# Exercise directions
Each line below with the string "icon" should be copied.

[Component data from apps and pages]
━━━━━━━━━━━━━━━━━━━━━━━━━━━━━━

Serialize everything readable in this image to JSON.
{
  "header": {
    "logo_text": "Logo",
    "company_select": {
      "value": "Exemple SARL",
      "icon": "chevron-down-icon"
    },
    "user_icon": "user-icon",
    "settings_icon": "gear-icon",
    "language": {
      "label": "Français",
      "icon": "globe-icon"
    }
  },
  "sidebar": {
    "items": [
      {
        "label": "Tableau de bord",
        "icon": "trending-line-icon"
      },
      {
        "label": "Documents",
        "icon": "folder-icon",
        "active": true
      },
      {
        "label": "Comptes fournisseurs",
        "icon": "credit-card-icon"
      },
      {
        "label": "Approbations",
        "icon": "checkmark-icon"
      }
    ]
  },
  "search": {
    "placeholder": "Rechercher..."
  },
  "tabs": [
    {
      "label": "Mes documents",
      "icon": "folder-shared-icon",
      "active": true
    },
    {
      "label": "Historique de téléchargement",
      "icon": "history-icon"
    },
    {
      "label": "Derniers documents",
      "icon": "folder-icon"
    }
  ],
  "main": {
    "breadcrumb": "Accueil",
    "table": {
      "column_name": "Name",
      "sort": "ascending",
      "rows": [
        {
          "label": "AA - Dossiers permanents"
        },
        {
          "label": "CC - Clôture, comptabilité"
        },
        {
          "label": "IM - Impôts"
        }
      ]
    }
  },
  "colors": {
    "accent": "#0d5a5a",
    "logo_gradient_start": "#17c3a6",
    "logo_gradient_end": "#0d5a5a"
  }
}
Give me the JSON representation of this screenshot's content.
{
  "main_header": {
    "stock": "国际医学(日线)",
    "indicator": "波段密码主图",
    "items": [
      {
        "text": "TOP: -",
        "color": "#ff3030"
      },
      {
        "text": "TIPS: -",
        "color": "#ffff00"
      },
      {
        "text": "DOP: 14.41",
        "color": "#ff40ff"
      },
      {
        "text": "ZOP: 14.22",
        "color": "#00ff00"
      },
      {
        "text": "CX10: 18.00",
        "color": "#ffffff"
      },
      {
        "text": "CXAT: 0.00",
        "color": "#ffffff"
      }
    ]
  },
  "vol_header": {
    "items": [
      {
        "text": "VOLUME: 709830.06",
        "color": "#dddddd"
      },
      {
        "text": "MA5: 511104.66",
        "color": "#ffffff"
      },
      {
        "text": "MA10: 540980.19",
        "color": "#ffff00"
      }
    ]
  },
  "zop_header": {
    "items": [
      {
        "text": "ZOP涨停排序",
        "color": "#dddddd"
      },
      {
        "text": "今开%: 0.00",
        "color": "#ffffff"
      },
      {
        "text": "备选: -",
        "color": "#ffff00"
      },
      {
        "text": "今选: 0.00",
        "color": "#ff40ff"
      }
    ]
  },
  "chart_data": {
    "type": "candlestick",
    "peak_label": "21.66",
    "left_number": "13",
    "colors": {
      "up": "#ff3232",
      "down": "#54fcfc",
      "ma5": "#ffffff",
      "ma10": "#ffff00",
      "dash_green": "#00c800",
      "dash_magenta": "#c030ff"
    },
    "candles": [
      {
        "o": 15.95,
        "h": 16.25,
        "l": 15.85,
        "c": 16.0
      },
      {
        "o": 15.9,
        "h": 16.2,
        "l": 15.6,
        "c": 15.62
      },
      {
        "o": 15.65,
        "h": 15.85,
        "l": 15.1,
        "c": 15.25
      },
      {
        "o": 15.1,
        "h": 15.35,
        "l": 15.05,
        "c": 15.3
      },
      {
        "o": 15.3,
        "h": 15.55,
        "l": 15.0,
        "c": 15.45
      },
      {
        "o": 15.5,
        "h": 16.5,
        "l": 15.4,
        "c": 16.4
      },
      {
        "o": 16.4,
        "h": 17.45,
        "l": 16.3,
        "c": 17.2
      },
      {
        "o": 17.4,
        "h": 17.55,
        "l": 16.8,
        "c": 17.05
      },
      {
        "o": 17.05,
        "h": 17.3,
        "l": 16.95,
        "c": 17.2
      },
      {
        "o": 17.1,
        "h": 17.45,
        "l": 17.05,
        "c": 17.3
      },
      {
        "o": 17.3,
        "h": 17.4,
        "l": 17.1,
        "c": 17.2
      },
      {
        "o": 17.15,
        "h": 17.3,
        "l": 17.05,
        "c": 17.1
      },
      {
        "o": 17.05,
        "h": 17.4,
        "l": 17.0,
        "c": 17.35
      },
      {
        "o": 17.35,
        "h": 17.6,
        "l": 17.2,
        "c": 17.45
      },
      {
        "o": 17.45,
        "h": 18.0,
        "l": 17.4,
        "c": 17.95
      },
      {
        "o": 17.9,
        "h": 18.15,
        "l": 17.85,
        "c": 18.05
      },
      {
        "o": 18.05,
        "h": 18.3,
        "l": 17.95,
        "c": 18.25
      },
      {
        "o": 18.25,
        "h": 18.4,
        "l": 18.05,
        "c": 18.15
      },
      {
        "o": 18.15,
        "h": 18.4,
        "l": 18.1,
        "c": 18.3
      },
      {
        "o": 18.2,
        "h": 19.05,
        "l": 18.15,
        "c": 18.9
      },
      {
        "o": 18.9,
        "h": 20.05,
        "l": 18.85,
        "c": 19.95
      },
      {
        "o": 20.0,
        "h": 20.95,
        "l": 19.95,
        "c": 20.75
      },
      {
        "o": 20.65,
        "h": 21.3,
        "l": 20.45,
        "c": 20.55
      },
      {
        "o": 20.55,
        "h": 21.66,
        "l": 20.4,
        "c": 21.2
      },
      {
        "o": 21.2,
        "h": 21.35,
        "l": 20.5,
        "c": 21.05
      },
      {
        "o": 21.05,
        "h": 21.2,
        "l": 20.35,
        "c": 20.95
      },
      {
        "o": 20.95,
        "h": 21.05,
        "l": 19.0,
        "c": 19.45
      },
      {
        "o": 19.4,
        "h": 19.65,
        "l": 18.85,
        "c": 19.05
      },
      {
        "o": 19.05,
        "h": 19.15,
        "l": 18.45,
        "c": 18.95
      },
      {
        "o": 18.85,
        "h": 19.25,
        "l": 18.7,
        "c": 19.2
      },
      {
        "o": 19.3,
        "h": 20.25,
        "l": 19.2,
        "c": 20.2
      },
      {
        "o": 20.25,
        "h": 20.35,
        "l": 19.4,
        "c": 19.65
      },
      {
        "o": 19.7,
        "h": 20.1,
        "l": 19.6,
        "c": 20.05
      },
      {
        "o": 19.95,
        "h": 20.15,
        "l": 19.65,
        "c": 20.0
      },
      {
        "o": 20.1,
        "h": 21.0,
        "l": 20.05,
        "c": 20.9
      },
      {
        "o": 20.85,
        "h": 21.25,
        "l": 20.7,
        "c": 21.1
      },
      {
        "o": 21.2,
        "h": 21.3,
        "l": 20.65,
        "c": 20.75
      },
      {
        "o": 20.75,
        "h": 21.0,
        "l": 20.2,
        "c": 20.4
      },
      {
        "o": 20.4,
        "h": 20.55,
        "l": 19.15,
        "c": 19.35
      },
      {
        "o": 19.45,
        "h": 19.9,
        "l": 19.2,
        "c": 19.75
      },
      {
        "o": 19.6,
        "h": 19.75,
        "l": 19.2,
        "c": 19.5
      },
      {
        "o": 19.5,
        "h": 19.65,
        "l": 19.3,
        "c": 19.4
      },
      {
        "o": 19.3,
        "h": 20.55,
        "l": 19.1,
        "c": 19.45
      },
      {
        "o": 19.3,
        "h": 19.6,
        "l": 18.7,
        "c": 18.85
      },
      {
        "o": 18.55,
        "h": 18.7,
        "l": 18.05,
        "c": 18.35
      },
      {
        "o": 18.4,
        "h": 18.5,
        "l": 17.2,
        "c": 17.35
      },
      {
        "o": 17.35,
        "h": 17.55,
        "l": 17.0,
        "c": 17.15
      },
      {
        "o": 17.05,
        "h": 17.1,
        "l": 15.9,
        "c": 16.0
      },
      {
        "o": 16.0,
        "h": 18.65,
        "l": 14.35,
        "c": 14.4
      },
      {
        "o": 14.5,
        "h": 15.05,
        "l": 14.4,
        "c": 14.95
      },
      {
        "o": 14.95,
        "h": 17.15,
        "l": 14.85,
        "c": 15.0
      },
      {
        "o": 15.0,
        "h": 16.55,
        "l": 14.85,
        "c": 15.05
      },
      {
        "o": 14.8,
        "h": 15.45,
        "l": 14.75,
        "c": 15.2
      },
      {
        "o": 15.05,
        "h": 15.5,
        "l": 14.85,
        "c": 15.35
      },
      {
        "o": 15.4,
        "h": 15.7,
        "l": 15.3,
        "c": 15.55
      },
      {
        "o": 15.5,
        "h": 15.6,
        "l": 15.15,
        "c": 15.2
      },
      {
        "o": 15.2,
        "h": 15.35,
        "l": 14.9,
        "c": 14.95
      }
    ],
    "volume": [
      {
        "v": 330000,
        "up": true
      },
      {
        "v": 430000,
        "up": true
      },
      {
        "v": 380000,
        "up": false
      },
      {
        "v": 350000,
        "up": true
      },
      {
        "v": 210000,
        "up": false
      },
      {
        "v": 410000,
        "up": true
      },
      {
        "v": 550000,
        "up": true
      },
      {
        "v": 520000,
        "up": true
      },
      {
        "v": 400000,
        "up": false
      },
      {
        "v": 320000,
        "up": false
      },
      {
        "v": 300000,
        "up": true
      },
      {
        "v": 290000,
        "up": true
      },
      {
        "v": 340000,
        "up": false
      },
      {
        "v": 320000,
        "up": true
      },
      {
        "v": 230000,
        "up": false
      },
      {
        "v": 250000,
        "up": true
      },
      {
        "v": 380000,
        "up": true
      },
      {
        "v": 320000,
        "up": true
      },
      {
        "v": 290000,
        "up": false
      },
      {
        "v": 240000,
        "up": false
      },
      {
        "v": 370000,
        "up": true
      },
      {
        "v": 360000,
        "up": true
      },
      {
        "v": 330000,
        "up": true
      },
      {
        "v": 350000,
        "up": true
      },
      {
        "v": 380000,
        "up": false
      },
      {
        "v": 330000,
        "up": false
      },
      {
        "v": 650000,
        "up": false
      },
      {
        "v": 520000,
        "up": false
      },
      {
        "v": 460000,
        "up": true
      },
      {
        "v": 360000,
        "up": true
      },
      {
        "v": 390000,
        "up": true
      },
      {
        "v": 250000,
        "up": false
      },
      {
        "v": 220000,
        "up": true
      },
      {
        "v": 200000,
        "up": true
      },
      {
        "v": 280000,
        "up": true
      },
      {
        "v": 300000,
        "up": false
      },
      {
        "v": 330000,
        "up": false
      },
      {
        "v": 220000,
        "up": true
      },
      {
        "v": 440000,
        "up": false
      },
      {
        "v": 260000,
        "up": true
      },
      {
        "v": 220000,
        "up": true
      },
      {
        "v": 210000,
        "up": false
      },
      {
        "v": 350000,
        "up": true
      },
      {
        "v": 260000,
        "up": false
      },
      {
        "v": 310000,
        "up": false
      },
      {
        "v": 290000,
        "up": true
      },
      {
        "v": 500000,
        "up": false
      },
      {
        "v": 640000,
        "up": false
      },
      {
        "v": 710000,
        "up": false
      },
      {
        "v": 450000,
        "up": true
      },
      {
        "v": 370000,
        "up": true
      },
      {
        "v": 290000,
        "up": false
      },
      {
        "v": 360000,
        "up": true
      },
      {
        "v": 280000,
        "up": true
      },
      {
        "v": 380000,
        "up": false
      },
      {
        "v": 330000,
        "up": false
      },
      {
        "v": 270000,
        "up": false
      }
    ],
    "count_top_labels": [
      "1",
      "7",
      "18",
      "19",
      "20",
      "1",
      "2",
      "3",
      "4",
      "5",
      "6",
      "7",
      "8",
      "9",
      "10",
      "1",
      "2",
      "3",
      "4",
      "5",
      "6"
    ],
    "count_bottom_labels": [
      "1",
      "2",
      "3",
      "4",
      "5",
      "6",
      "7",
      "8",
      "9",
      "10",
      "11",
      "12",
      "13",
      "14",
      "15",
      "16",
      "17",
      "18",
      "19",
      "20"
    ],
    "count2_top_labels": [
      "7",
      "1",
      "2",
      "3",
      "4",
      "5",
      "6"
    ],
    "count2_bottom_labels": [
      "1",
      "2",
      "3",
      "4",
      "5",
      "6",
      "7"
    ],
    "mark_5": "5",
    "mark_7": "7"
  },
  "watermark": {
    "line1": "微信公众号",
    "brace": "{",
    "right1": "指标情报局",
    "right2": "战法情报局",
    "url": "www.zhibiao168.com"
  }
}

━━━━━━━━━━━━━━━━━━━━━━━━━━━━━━

# Written solution
      "icon": "chevron-down-icon"
    "user_icon": "user-icon",
    "settings_icon": "gear-icon",
      "icon": "globe-icon"
        "icon": "trending-line-icon"
        "icon": "folder-icon",
        "icon": "credit-card-icon"
        "icon": "checkmark-icon"
      "icon": "folder-shared-icon",
      "icon": "history-icon"
      "icon": "folder-icon"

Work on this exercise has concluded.